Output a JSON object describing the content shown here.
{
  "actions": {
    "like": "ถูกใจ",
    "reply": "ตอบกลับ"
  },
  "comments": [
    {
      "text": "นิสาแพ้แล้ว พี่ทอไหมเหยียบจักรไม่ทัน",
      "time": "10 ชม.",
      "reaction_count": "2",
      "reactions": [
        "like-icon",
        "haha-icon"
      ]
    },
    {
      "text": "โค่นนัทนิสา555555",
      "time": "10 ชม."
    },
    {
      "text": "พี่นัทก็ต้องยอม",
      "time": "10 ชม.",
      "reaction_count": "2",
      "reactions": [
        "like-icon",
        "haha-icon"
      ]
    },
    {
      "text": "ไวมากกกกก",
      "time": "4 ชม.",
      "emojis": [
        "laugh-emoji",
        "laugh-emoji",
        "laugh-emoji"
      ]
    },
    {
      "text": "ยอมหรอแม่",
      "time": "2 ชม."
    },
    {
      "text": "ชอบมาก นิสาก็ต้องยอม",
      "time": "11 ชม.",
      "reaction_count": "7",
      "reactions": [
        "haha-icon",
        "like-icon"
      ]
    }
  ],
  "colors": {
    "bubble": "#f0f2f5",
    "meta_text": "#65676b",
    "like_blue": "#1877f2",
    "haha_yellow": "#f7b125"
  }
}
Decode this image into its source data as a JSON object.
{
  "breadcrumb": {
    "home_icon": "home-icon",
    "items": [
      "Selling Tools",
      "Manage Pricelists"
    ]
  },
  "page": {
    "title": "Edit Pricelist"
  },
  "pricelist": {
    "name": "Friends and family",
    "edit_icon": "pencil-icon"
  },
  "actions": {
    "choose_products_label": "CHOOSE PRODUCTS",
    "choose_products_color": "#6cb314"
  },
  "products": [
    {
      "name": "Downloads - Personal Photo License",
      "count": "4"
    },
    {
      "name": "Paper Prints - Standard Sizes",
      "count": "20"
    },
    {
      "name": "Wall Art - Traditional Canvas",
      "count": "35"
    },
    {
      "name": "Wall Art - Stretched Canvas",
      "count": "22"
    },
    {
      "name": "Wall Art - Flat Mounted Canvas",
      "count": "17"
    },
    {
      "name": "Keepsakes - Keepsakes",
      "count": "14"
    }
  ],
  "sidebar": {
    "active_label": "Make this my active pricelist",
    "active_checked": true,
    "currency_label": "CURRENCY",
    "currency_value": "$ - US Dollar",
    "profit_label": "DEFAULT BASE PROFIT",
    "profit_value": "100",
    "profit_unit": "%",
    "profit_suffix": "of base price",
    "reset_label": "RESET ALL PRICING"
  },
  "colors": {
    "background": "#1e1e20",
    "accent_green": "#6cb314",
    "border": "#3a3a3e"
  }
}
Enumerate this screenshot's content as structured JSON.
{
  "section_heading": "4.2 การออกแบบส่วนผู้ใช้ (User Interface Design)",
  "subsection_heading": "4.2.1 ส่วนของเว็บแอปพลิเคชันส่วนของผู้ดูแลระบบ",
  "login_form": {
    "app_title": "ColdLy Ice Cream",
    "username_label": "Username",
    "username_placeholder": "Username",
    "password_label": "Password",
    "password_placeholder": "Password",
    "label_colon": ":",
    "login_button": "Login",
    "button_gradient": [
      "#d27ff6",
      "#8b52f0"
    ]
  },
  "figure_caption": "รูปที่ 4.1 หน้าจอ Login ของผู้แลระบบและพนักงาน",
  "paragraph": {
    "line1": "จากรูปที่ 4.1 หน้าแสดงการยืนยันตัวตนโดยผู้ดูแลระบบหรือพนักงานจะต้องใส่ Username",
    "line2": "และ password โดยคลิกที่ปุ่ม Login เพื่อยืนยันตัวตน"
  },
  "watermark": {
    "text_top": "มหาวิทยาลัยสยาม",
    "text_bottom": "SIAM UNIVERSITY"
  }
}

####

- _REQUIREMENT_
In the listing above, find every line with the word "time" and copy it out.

- _COMPLETED TASK_
      "time": "10 ชม.",
      "time": "10 ชม."
      "time": "10 ชม.",
      "time": "4 ชม.",
      "time": "2 ชม."
      "time": "11 ชม.",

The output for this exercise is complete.